A Fundamental Constraint
by Professor André DeHon
Our ability to build machines that automatically process information is intimately tied to the properties of our physical world. Consequently, the fundamental properties and limits of our physical media will often define the nature of the design space in which we build computing devices. This shows up most clearly when we need to interconnect physically distinct computational building blocks.
Computing devices are made up of collections of elements (relays, vacuum tubes, transistors, gates, processors, and so on) which must be linked together if they are to cooperate in order to implement some larger computation or computational structure. The interconnect which links these elements has become one of the most important aspects of modern computing devices and has opened a rich engineering design space.
A modern example of a universal programmable computing device is the Field-Programmable Gate Array (FPGA). FPGAs are computing devices that use programmable interconnects to allow the end user to wire up a collection of programmable gates (single-output boolean functions of a few inputs, such as NAND, AND, or OR) in an almost arbitrary pattern. They provide a direct way to programmably implement a logical netlist of boolean gates. In this manner, they allow a user to implement almost any computational function just by programming the gates and interconnect.
In the design of Field-Programmable Gate Arrays and related spatial computing devices, interconnect has always been the dominant component consuming the greatest amounts of area, delay, and energy. With interconnection requirements scaling faster than linearly in device gate capacity and fundamental interconnection delays in VLSI scaling slower than gate speeds, this problem is only exacerbated as we go forward. Further, given the size of silicon systems we can build today--and considering the molecular and biological systems we may be able to build in the near future--all kinds of single-component architectures (e.g., multiprocessor, system-on-a-chip, VLIW, Vector, PIM) will be moving toward greater on-chip parallelism and hence greater use of on-chip, programmable interconnect.

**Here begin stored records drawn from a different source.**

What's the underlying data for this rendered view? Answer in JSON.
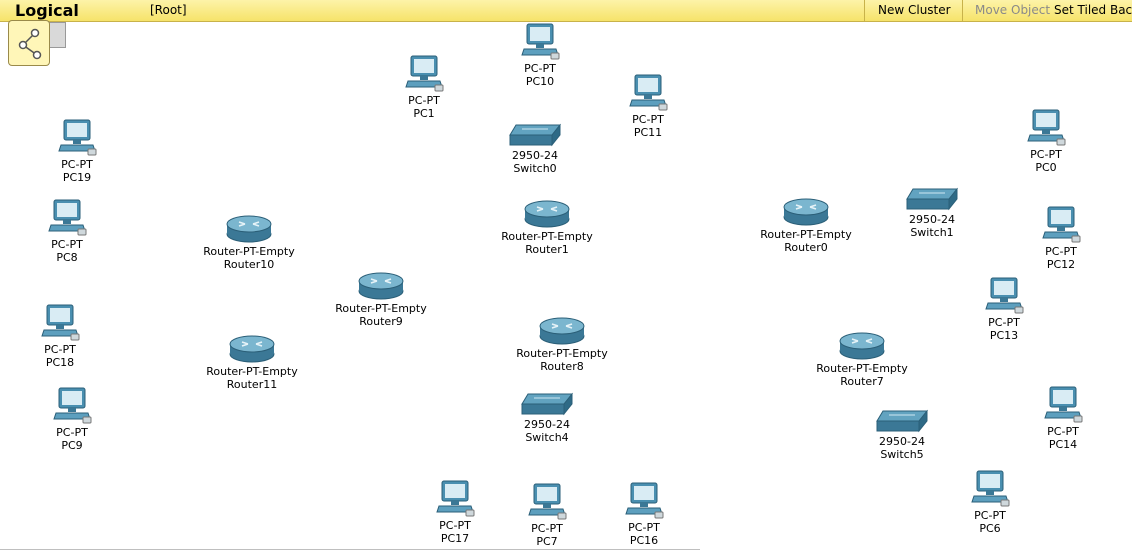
{
  "toolbar": {
    "mode_title": "Logical",
    "breadcrumb": "[Root]",
    "new_cluster": "New Cluster",
    "move_object": "Move Object",
    "set_tiled": "Set Tiled Back"
  },
  "colors": {
    "toolbar": "#f6e36a",
    "device": "#3d8aa8"
  },
  "devices": {
    "pc10": {
      "model": "PC-PT",
      "name": "PC10"
    },
    "pc1": {
      "model": "PC-PT",
      "name": "PC1"
    },
    "pc11": {
      "model": "PC-PT",
      "name": "PC11"
    },
    "pc19": {
      "model": "PC-PT",
      "name": "PC19"
    },
    "pc0": {
      "model": "PC-PT",
      "name": "PC0"
    },
    "pc8": {
      "model": "PC-PT",
      "name": "PC8"
    },
    "pc12": {
      "model": "PC-PT",
      "name": "PC12"
    },
    "pc13": {
      "model": "PC-PT",
      "name": "PC13"
    },
    "pc18": {
      "model": "PC-PT",
      "name": "PC18"
    },
    "pc9": {
      "model": "PC-PT",
      "name": "PC9"
    },
    "pc14": {
      "model": "PC-PT",
      "name": "PC14"
    },
    "pc17": {
      "model": "PC-PT",
      "name": "PC17"
    },
    "pc7": {
      "model": "PC-PT",
      "name": "PC7"
    },
    "pc16": {
      "model": "PC-PT",
      "name": "PC16"
    },
    "pc6": {
      "model": "PC-PT",
      "name": "PC6"
    },
    "switch0": {
      "model": "2950-24",
      "name": "Switch0"
    },
    "switch1": {
      "model": "2950-24",
      "name": "Switch1"
    },
    "switch4": {
      "model": "2950-24",
      "name": "Switch4"
    },
    "switch5": {
      "model": "2950-24",
      "name": "Switch5"
    },
    "router1": {
      "model": "Router-PT-Empty",
      "name": "Router1"
    },
    "router0": {
      "model": "Router-PT-Empty",
      "name": "Router0"
    },
    "router10": {
      "model": "Router-PT-Empty",
      "name": "Router10"
    },
    "router9": {
      "model": "Router-PT-Empty",
      "name": "Router9"
    },
    "router8": {
      "model": "Router-PT-Empty",
      "name": "Router8"
    },
    "router11": {
      "model": "Router-PT-Empty",
      "name": "Router11"
    },
    "router7": {
      "model": "Router-PT-Empty",
      "name": "Router7"
    }
  }
}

The dominance of interconnect arises naturally from the interaction between the properties of our physical world and the structure of our computational tasks. The limits of two- or three-dimensional space for wiring and finite wire widths, combined with the logical communication structure between computing elements, dictates the distances between elements and the space required for interconnect. Since typical, logical communication structures have interconnection demands that are greater than two-dimensional VLSI substrates naturally support, interconnection requirements grow faster than logic and become the limiting resource dominating device size and speed. Designing efficient computing systems requires that we dually navigate the computational complexity landscape along with the landscape of our physical media to find the optimal balance between resources required to realize our computation.
A key goal of computer architecture is to identify and exploit structures which exist in typical computing problems to minimize the resources required to physically implement them. Many readers will be quite familiar with the way we use the temporal structure in memory references to reduce the cost and latency of physical memory systems using various levels and versions of caching. In a similar manner, as interconnect becomes the dominant consumer of area, delay, and energy in computing systems, we must understand and exploit the structure which exists in communications in order to reduce the size and latency of interconnect.

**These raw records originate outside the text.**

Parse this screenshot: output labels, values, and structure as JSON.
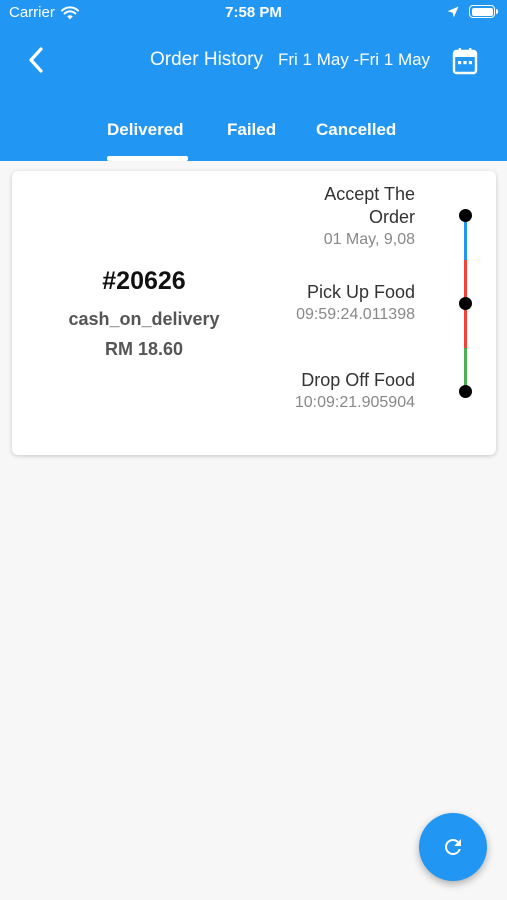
{
  "status_bar": {
    "carrier": "Carrier",
    "time": "7:58 PM",
    "icons": [
      "wifi-icon",
      "location-arrow-icon",
      "battery-icon"
    ]
  },
  "header": {
    "title": "Order History",
    "date_range": "Fri 1 May -Fri 1 May",
    "back_icon": "chevron-left-icon",
    "calendar_icon": "calendar-icon",
    "background_color": "#2196f3"
  },
  "tabs": [
    {
      "label": "Delivered",
      "selected": true
    },
    {
      "label": "Failed",
      "selected": false
    },
    {
      "label": "Cancelled",
      "selected": false
    }
  ],
  "orders": [
    {
      "order_no": "#20626",
      "payment_method": "cash_on_delivery",
      "amount": "RM 18.60",
      "steps": [
        {
          "label": "Accept The Order",
          "time": "01 May, 9,08"
        },
        {
          "label": "Pick Up Food",
          "time": "09:59:24.011398"
        },
        {
          "label": "Drop Off Food",
          "time": "10:09:21.905904"
        }
      ],
      "timeline_colors": {
        "segment_1": [
          "#2196f3",
          "#f44336"
        ],
        "segment_2": [
          "#f44336",
          "#4caf50"
        ],
        "dot": "#000000"
      }
    }
  ],
  "fab": {
    "icon": "refresh-icon",
    "color": "#2196f3"
  }
}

Our work has already demonstrated that one key implication of the dominance of interconnect is that, counter to popular intuition, we often want to design our programmable computing structure with a modest amount of interconnect and leave processing elements unused when the interconnection requirements of the task exceed that provided by the substrate. Quite simply, we realize that we have, at least, two distinct commodities that we must balance in our designs: interconnect and computing blocks. Since the balance of these resources is not the same from task to task, or even within a task, it is most efficient to design the substrate to optimize the dominant component, in this case interconnect, at the possible expense of wasting some of the non-dominant resources, in this case computing blocks. Note that this is counter to conventional approaches which seek to provide sufficient interconnection resources such that interconnection limitations can be ignored. The conventional approach is particularly troublesome since interconnect requirements can, potentially, grow as the square of the computing requirements in two-dimensional space. Almost all practical computers in use today rely on this conventional approach.

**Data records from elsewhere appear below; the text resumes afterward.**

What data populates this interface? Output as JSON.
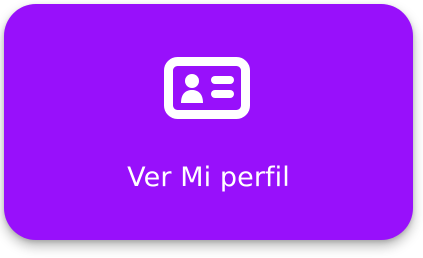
{
  "card": {
    "label": "Ver Mi perfil",
    "icon": "id-card-icon",
    "background_color": "#9810fb",
    "text_color": "#ffffff"
  }
}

It is, consequently, imperative that we understand and exploit the structure inherent in our tasks and the structure of our physical media to make any substantial advances in this realm, using the minimum resources necessary for a given application. In this vein, we are working to understand fundamental requirements for both wiring and switching area in limited-dimensional space (e.g., two-dimensional VLSI), including latency-area trade-offs and capacity-routablity trade-offs. We are also working to understand how communication graph topology forces components to be far apart and hence increases communication latency. As we add metal layers to our VLSI processes, but force active components to remain on a single substrate plane, we need to understand how multiple metalization layers change our landscape and how to best exploit this structure.
We are further working to understand how our physical landscape changes as we move to molecular-scale building blocks. It is already clear that molecular-scale devices may have a radically different computing-resource cost structure than conventional VLSI. We have seen switches which can be placed in the space of a wire crossing, whereas conventional VLSI switches require 50-100 times the area of a single wire crossing. Wire resistance may become virtually independent of wire length with ballistic electron transport in molecular wires. And, these structures may eventually allow us to build truly three-dimensional circuits with active elements not limited to a single, two-dimensional substrate plane. These differences may help us surpass some of the interconnection limitations in conventional devices—and they will certainly require new architectures to fully exploit the distinct computing-resource cost structure of these physical substrates.
The automated processing of information continues to radically transform the way we do science and engineering, and the way we live our lives. The limits on our ability to pack computation into small space, with limited energy and maximal speed, sets a fundamental limit on how we can control the world, what level of control we have, and in fact what we can create. Hence, understanding the deep relation between physical computing media and computational tasks remains essential.
André DeHon is Assistant Professor of Computer Science with expertise in physical implementation of computation, including physical substrates (VLSI, molecular, etc.), programmable media (FPGAs, processors), mapping (compilation, CAD), system abstractions and dynamic management (run-time systems, operating systems, scheduling), and problem capture (programming languages). Visit André DeHon's research page.